▶ What you have to do
Locate each line in the records containing "慎重选择". Copy it.

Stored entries
= = =
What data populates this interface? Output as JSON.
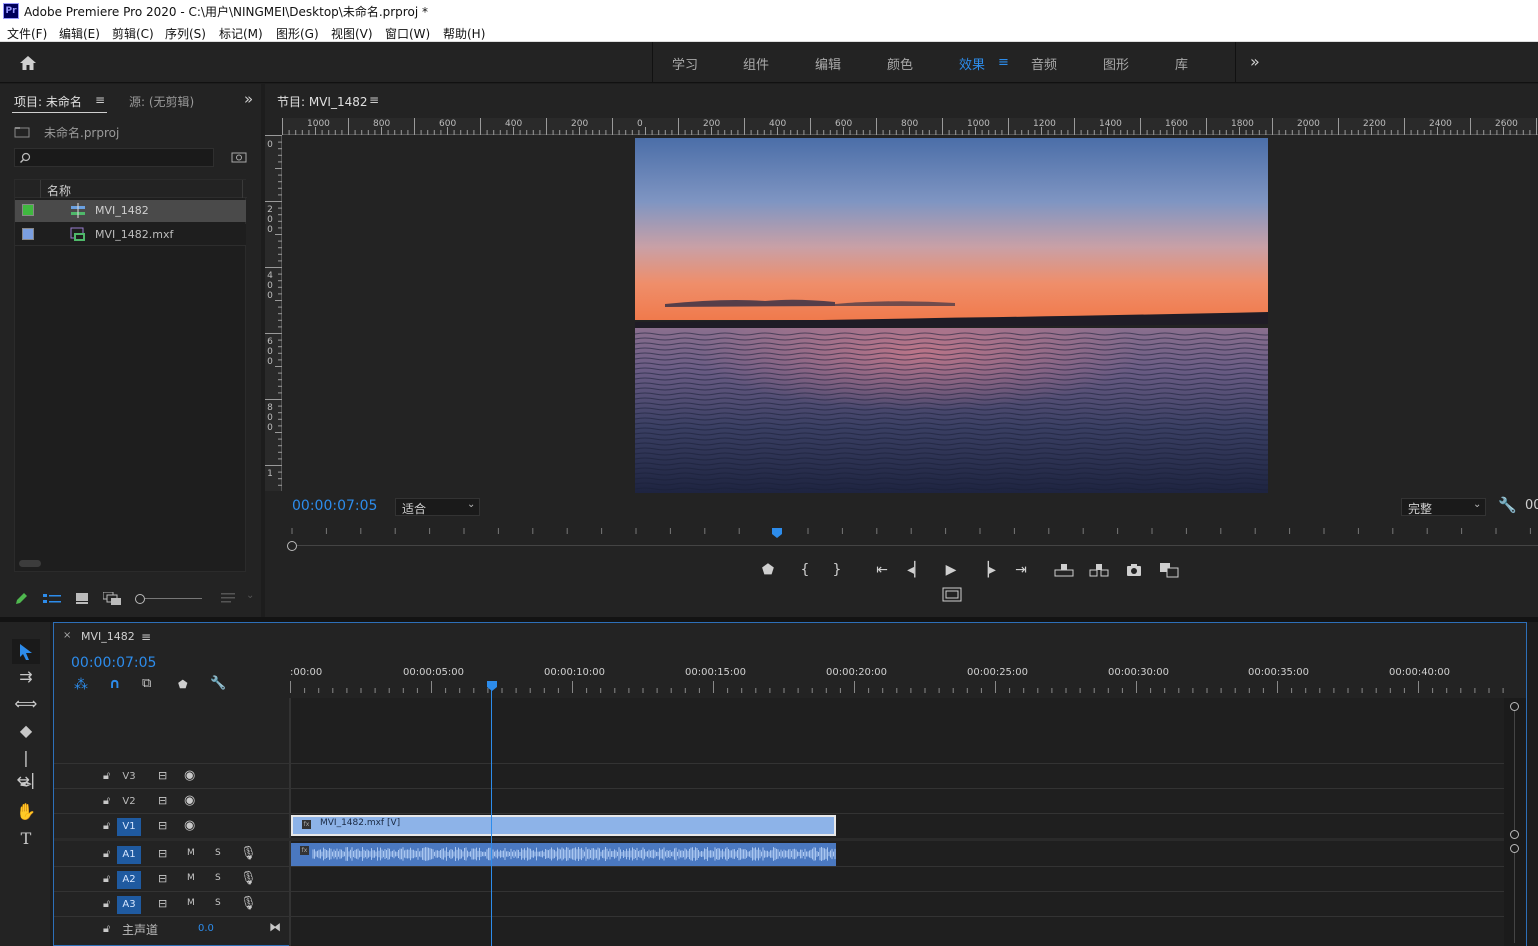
{
  "app": {
    "logo": "Pr",
    "title": "Adobe Premiere Pro 2020 - C:\\用户\\NINGMEI\\Desktop\\未命名.prproj *"
  },
  "menu": [
    "文件(F)",
    "编辑(E)",
    "剪辑(C)",
    "序列(S)",
    "标记(M)",
    "图形(G)",
    "视图(V)",
    "窗口(W)",
    "帮助(H)"
  ],
  "workspaces": {
    "items": [
      "学习",
      "组件",
      "编辑",
      "颜色",
      "效果",
      "音频",
      "图形",
      "库"
    ],
    "active": "效果",
    "overflow": "»"
  },
  "project": {
    "tab_label": "项目: 未命名",
    "source_tab": "源: (无剪辑)",
    "overflow": "»",
    "file_name": "未命名.prproj",
    "search_placeholder": "",
    "column_name": "名称",
    "items": [
      {
        "name": "MVI_1482",
        "color": "#3fb83f",
        "type": "sequence"
      },
      {
        "name": "MVI_1482.mxf",
        "color": "#7b9fe0",
        "type": "clip"
      }
    ]
  },
  "program": {
    "tab_label": "节目: MVI_1482",
    "timecode": "00:00:07:05",
    "fit_value": "适合",
    "quality_value": "完整",
    "right_timecode_stub": "00",
    "ruler_labels": [
      "1000",
      "800",
      "600",
      "400",
      "200",
      "0",
      "200",
      "400",
      "600",
      "800",
      "1000",
      "1200",
      "1400",
      "1600",
      "1800",
      "2000",
      "2200",
      "2400",
      "2600"
    ],
    "vruler_labels": [
      "0",
      "200",
      "400",
      "600",
      "800",
      "1"
    ],
    "playhead_fraction": 0.389
  },
  "timeline": {
    "tab_label": "MVI_1482",
    "close_glyph": "×",
    "timecode": "00:00:07:05",
    "time_labels": [
      ":00:00",
      "00:00:05:00",
      "00:00:10:00",
      "00:00:15:00",
      "00:00:20:00",
      "00:00:25:00",
      "00:00:30:00",
      "00:00:35:00",
      "00:00:40:00"
    ],
    "video_tracks": [
      "V3",
      "V2",
      "V1"
    ],
    "audio_tracks": [
      "A1",
      "A2",
      "A3"
    ],
    "mute_label": "M",
    "solo_label": "S",
    "master_label": "主声道",
    "master_value": "0.0",
    "clip_video_label": "MVI_1482.mxf [V]",
    "clip_fx_label": "fx",
    "colors": {
      "accent": "#2d8ceb",
      "clip_video": "#8db3e8",
      "clip_audio": "#4a78c0",
      "track_on": "#1f5aa0"
    }
  }
}
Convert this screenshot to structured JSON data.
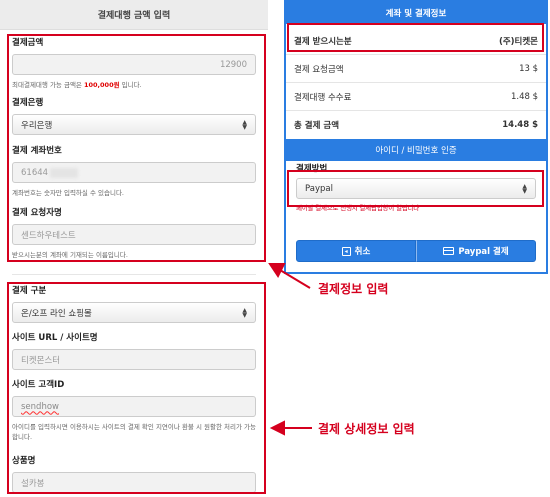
{
  "left": {
    "header": "결제대행 금액 입력",
    "amount": {
      "label": "결제금액",
      "value": "12900",
      "help_prefix": "최대결제대행 가능 금액은 ",
      "help_amount": "100,000원",
      "help_suffix": " 입니다."
    },
    "bank": {
      "label": "결제은행",
      "value": "우리은행"
    },
    "account": {
      "label": "결제 계좌번호",
      "value": "61644",
      "help": "계좌번호는 숫자만 입력하실 수 있습니다."
    },
    "requester": {
      "label": "결제 요청자명",
      "value": "센드하우테스트",
      "help": "받으시는분의 계좌에 기재되는 이름입니다."
    },
    "category": {
      "label": "결제 구분",
      "value": "온/오프 라인 쇼핑몰"
    },
    "site": {
      "label": "사이트 URL / 사이트명",
      "value": "티켓몬스터"
    },
    "site_id": {
      "label": "사이트 고객ID",
      "value": "sendhow",
      "help": "아이디를 입력하시면 이용하시는 사이트의 결제 확인 지연이나 환불 시 원활한 처리가 가능합니다."
    },
    "product": {
      "label": "상품명",
      "value": "설카봉"
    }
  },
  "right": {
    "header": "계좌 및 결제정보",
    "recipient": {
      "label": "결제 받으시는분",
      "value": "(주)티켓몬"
    },
    "rows": [
      {
        "label": "결제 요청금액",
        "value": "13 $"
      },
      {
        "label": "결제대행 수수료",
        "value": "1.48 $"
      }
    ],
    "total": {
      "label": "총 결제 금액",
      "value": "14.48 $"
    },
    "auth_header": "아이디 / 비밀번호 인증",
    "payment_method": {
      "label": "결제방법",
      "value": "Paypal",
      "note": "페이팔 결제으로 진행시 결제팝업창이 열립니다"
    },
    "buttons": {
      "cancel": "취소",
      "paypal": "Paypal 결제"
    }
  },
  "annotations": {
    "payment_info": "결제정보 입력",
    "payment_detail": "결제 상세정보 입력"
  },
  "colors": {
    "accent": "#2a7de1",
    "annotation": "#d5001e"
  }
}
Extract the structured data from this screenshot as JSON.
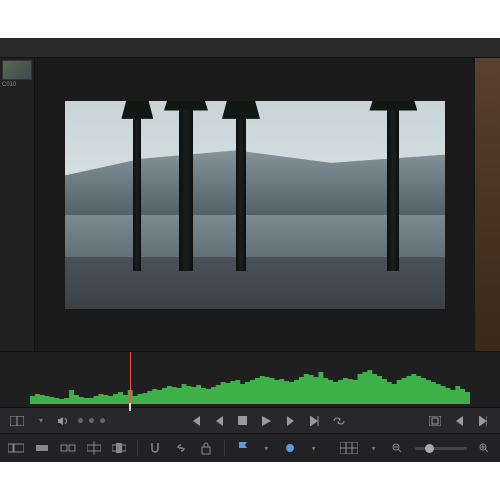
{
  "clip": {
    "label": "C010"
  },
  "transport": {
    "display_mode": "display-mode",
    "volume": "volume",
    "prev_clip": "prev-clip",
    "step_back": "step-back",
    "stop": "stop",
    "play": "play",
    "step_fwd": "step-forward",
    "next_clip": "next-clip",
    "loop": "loop",
    "in_point": "in-point",
    "out_point": "out-point",
    "go_in": "go-to-in",
    "go_out": "go-to-out"
  },
  "toolbar": {
    "selection": "selection-tool",
    "trim": "trim-tool",
    "blade": "blade-tool",
    "insert": "insert-tool",
    "overwrite": "overwrite-tool",
    "snap": "snap",
    "link": "link-clips",
    "lock": "lock",
    "marker_in": "marker-in",
    "marker_out": "marker-out",
    "timeline_view": "timeline-view",
    "zoom_out": "zoom-out",
    "zoom_in": "zoom-in"
  },
  "colors": {
    "waveform": "#3eb048",
    "playhead": "#ff5050",
    "accent": "#5a9ae0"
  },
  "waveform_heights": [
    8,
    10,
    9,
    8,
    7,
    6,
    5,
    6,
    14,
    9,
    7,
    6,
    6,
    8,
    10,
    9,
    8,
    10,
    12,
    9,
    14,
    8,
    10,
    11,
    13,
    15,
    14,
    16,
    18,
    17,
    16,
    20,
    18,
    17,
    19,
    16,
    15,
    17,
    19,
    22,
    21,
    23,
    24,
    20,
    22,
    24,
    26,
    28,
    27,
    26,
    24,
    25,
    23,
    22,
    24,
    27,
    30,
    29,
    27,
    32,
    26,
    24,
    22,
    24,
    26,
    25,
    24,
    30,
    32,
    34,
    30,
    28,
    25,
    22,
    20,
    24,
    26,
    28,
    30,
    28,
    26,
    24,
    22,
    20,
    18,
    16,
    14,
    18,
    15,
    12
  ]
}
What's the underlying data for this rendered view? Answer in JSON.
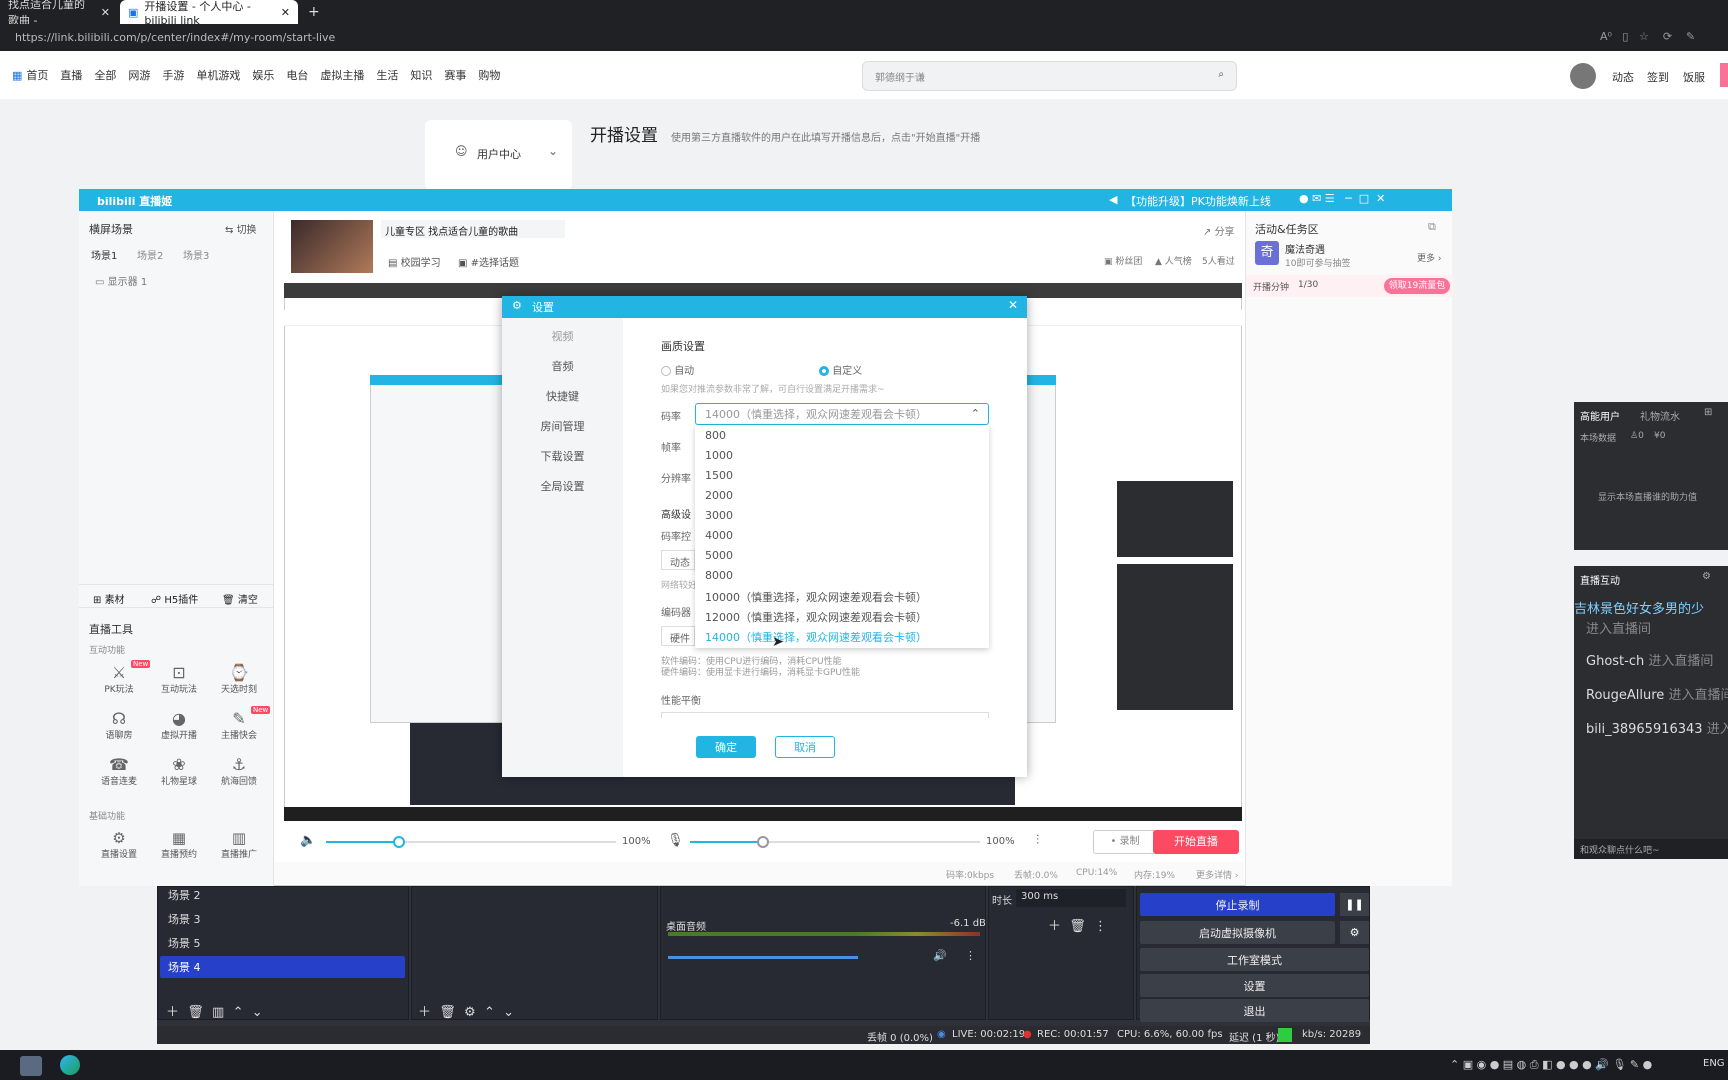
{
  "browser": {
    "tabs": [
      {
        "label": "找点适合儿童的歌曲 -"
      },
      {
        "label": "开播设置 - 个人中心 - bilibili link"
      }
    ],
    "url": "https://link.bilibili.com/p/center/index#/my-room/start-live"
  },
  "site": {
    "nav": [
      "首页",
      "直播",
      "全部",
      "网游",
      "手游",
      "单机游戏",
      "娱乐",
      "电台",
      "虚拟主播",
      "生活",
      "知识",
      "赛事",
      "购物"
    ],
    "search_placeholder": "郭德纲于谦",
    "right_links": [
      "动态",
      "签到",
      "饭服"
    ],
    "user_center": "用户中心",
    "page_title": "开播设置",
    "page_subtitle": "使用第三方直播软件的用户在此填写开播信息后，点击\"开始直播\"开播"
  },
  "app": {
    "brand": "bilibili 直播姬",
    "notice": "【功能升级】PK功能焕新上线",
    "left": {
      "title": "横屏场景",
      "switch": "切换",
      "scenes": [
        "场景1",
        "场景2",
        "场景3"
      ],
      "source": "显示器 1",
      "tools_bar": [
        "素材",
        "H5插件",
        "清空"
      ],
      "tools_title": "直播工具",
      "interactive_title": "互动功能",
      "interactive": [
        "PK玩法",
        "互动玩法",
        "天选时刻",
        "语聊房",
        "虚拟开播",
        "主播快会",
        "语音连麦",
        "礼物星球",
        "航海回馈"
      ],
      "new_badge": "New",
      "basic_title": "基础功能",
      "basic": [
        "直播设置",
        "直播预约",
        "直播推广"
      ]
    },
    "room": {
      "title": "儿童专区 找点适合儿童的歌曲",
      "tags": [
        "校园学习",
        "#选择话题"
      ],
      "share": "分享",
      "stats": [
        "粉丝团",
        "人气榜",
        "5人看过"
      ]
    },
    "right": {
      "title": "活动&任务区",
      "act_name": "魔法奇遇",
      "act_sub": "10即可参与抽签",
      "more": "更多",
      "task": "开播分钟",
      "task_progress": "1/30",
      "task_btn": "领取19流量包"
    },
    "bottom": {
      "vol1": "100%",
      "vol2": "100%",
      "record": "录制",
      "start": "开始直播",
      "vol1_level": 0.25,
      "vol2_level": 0.25
    },
    "status": [
      "码率:0kbps",
      "丢帧:0.0%",
      "CPU:14%",
      "内存:19%",
      "更多详情"
    ]
  },
  "dialog": {
    "title": "设置",
    "side": [
      "视频",
      "音频",
      "快捷键",
      "房间管理",
      "下载设置",
      "全局设置"
    ],
    "section": "画质设置",
    "radio_auto": "自动",
    "radio_custom": "自定义",
    "hint": "如果您对推流参数非常了解，可自行设置满足开播需求~",
    "label_bitrate": "码率",
    "label_fps": "帧率",
    "label_res": "分辨率",
    "label_adv": "高级设",
    "label_ctrl": "码率控",
    "label_dyn": "动态",
    "label_net": "网络较好",
    "label_enc": "编码器",
    "label_hw": "硬件",
    "enc_hint1": "软件编码：使用CPU进行编码，消耗CPU性能",
    "enc_hint2": "硬件编码：使用显卡进行编码，消耗显卡GPU性能",
    "perf": "性能平衡",
    "selected": "14000（慎重选择，观众网速差观看会卡顿）",
    "options": [
      "800",
      "1000",
      "1500",
      "2000",
      "3000",
      "4000",
      "5000",
      "8000",
      "10000（慎重选择，观众网速差观看会卡顿）",
      "12000（慎重选择，观众网速差观看会卡顿）",
      "14000（慎重选择，观众网速差观看会卡顿）"
    ],
    "ok": "确定",
    "cancel": "取消"
  },
  "side_panels": {
    "high_user": "高能用户",
    "gift_flow": "礼物流水",
    "local_data": "本场数据",
    "zero1": "0",
    "zero2": "¥0",
    "hint": "显示本场直播谁的助力值",
    "interact_title": "直播互动",
    "interact": [
      {
        "user": "吉林景色好女多男的少",
        "text": "进入直播间"
      },
      {
        "user": "Ghost-ch",
        "text": "进入直播间"
      },
      {
        "user": "RougeAllure",
        "text": "进入直播间"
      },
      {
        "user": "bili_38965916343",
        "text": "进入"
      }
    ],
    "input": "和观众聊点什么吧~"
  },
  "obs": {
    "scenes": [
      "场景 2",
      "场景 3",
      "场景 5",
      "场景 4"
    ],
    "mixer_label": "桌面音频",
    "mixer_db": "-6.1 dB",
    "duration_label": "时长",
    "duration": "300 ms",
    "controls": [
      "停止录制",
      "启动虚拟摄像机",
      "工作室模式",
      "设置",
      "退出"
    ],
    "status": {
      "dropped": "丢帧 0 (0.0%)",
      "live": "LIVE: 00:02:19",
      "rec": "REC: 00:01:57",
      "cpu": "CPU: 6.6%, 60.00 fps",
      "delay": "延迟 (1 秒)",
      "kbps": "kb/s: 20289"
    }
  },
  "taskbar": {
    "lang": "ENG"
  }
}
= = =
▶ Your response
    "selected": "14000（慎重选择，观众网速差观看会卡顿）",
      "10000（慎重选择，观众网速差观看会卡顿）",
      "12000（慎重选择，观众网速差观看会卡顿）",
      "14000（慎重选择，观众网速差观看会卡顿）"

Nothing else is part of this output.